A Joint venture is an arrangement in which 2 or more individuals /companies / partnership firms /corporations/legal entities come together to undertake an economic or research activity by entering into an agreement. The parties agree to create a new entity by contributing capital and share income, expenses, liabilities and control in newly formed entity.
There is no restriction for entering into a Joint Venture in India, except for capacity to contract under the law. Any person competent to contract, a company, partnership firm or a corporation can enter into a Joint Venture in India.
There are no separate laws for joint ventures in India. The companies incorporated in India, even with up to 100% foreign equity, are treated as same as domestic companies. A Joint Venture can be formed in any of the business entities available in India. It can be in the form of partnership firm , corporation or any other business entity which the parties may choose.
A Joint Venture can be formed for any lawful business purpose. Joint Ventures are mainly formed for the purpose of technology transfer, research and development, supply of technological know-how etc. Interestingly, the foreign companies mainly form Joint Venture for gaining market access in a particular country.
There is no specific procedure for forming a Joint Venture except for negotiations, due diligence and signing a joint venture agreement, apart from what the parties decide to follow. Joint Ventures are limited to the purpose for which they are formed. They can be in the form of partnership firm or company as decided by the parties. In case of Joint Ventures in form of a company, there has to be provisions for transfer and allotment of shares between the entities entering into the Joint Venture. In case of Joint Ventures with foreigners and foreign companies, necessary approval is required.
Any Joint Venture requires a partner, so there has to be two or more partners for forming a Joint Venture. The objective and purpose of the undertaking are agreed upon and a Memorandum of Understanding or a Letter of Intent is signed by the parties deciding the basis of the future Joint Venture agreement. The Joint Venture Agreement is entered into between the parties on the terms as agreed upon between the parties. It is advised that the Memorandum of Understanding and the Joint Venture Agreement are prepared by lawyers or Chartered Accountants as Joint Venture agreements at times involve complexities. Before signing the Joint Venture agreement, the terms should be thoroughly discussed and negotiated to avoid any misunderstanding of the rights and liabilities of the parties and other issues at a later stage.
Any person/company/partnership firm/corporation while entering into a Joint Venture must keep the following things in mind:
a. Screening of prospective partners.
b. Joint development of a detailed business plan.
c. Due diligence of other parties.
d. Terms of dissolution of the Joint Venture.
e. Appropriate structure of Joint Venture e.g. partnership, company etc.
f. Contribution of assets made and to be made in the Joint Venture by each party.
g. Special allocations of income, gain, loss or deduction to be made among the partners
h. Compensation to the members providing services, and
i. Jurisdiction and dispute resolution procedure relating to Joint Venture.
There is no separate law governing the formation, conduct and termination of joint ventures in India and Contract Act governs for contracts and if it is in the form of company, then the Companies Act should complied with.

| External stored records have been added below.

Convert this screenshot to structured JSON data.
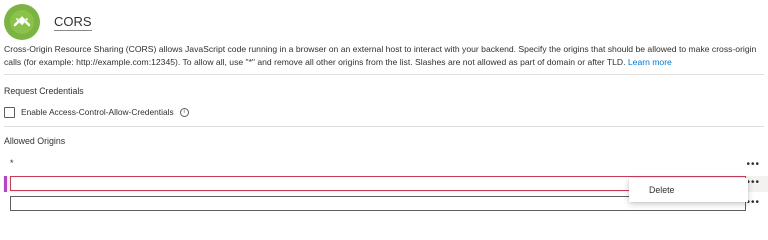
{
  "header": {
    "title": "CORS",
    "logo_icon": "cors-logo-icon",
    "logo_color": "#7cb342"
  },
  "description": {
    "text": "Cross-Origin Resource Sharing (CORS) allows JavaScript code running in a browser on an external host to interact with your backend. Specify the origins that should be allowed to make cross-origin calls (for example: http://example.com:12345). To allow all, use \"*\" and remove all other origins from the list. Slashes are not allowed as part of domain or after TLD.",
    "link_label": "Learn more",
    "link_color": "#0078d4"
  },
  "request_credentials": {
    "label": "Request Credentials",
    "checkbox_label": "Enable Access-Control-Allow-Credentials",
    "checked": false,
    "info_icon": "info-icon",
    "info_glyph": "i"
  },
  "allowed_origins": {
    "label": "Allowed Origins",
    "row_menu_glyph": "•••",
    "rows": [
      {
        "value": "*",
        "type": "text"
      },
      {
        "value": "",
        "type": "input",
        "active": true
      },
      {
        "value": "",
        "type": "input",
        "active": false
      }
    ]
  },
  "context_menu": {
    "items": [
      {
        "label": "Delete"
      }
    ]
  },
  "colors": {
    "selected_marker": "#b146c2",
    "active_input_border": "#c93a57"
  }
}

It is the purpose, rather than the choice of the parties, that determines the type or mode of the proposed Joint Venture. Therefore it is very important that the Joint Venture must provide the details of the rights and obligations of the parties as well as the objective and the functioning of the Joint Venture entity. The purpose for which the Joint Venture is formed must be clearly specified in the Agreement. Also the right and the liabilities of the parties must be clearly stated along with the following:
a. Name of the entity so formed;
b. Termination or term of the Joint Venture if it is formed for a specific duration;
c. Jurisdiction and dispute resolution procedure;
d. Control of the Joint Venture entity;
e. Investment of capital;
f. Management committee;
g. MD/CEO, if applicable;
If the Joint Venture is in the form of company, then provisions for allotment and transfer of the shares, appointment of Board of Directors, meetings of Directors, quorum etc. are required to be provided.
A Joint Venture is different from a company for the reason that a Joint Venture unlike a company is formed for a specific purpose or specific term, depending on the objective of such venture. Once the purpose or the term is complete the entity so formed under the Joint Venture agreement may come to an end. Joint Venture unlike a company is limited to a specific purpose or term, clearly defined by the parties.
A Joint Venture is useful for expansion of business and sharing risks involved in capital investments. Even a small enterprise can invest and can involve in new business activity and obtain profits. It minimizes the risks involved in high capital investments and promotes expansion of business activities.
There are a few risk factors involved in Joint Venture which one has to consider while entering into a Joint Venture. Adequate planning of the venture is a very important requirement, as inadequate preplanning can result in the failure of the venture. There are also issues relating to Intellectual Property Rights and Confidentiality, which can lead to differences between the parties to the Joint Venture. Parties may not agree on issues of sharing of information and technology or control and management of the Joint Venture. Therefore, parties must discuss and negotiate the terms fully before entering into any Joint Venture to avoid conflicts of interests.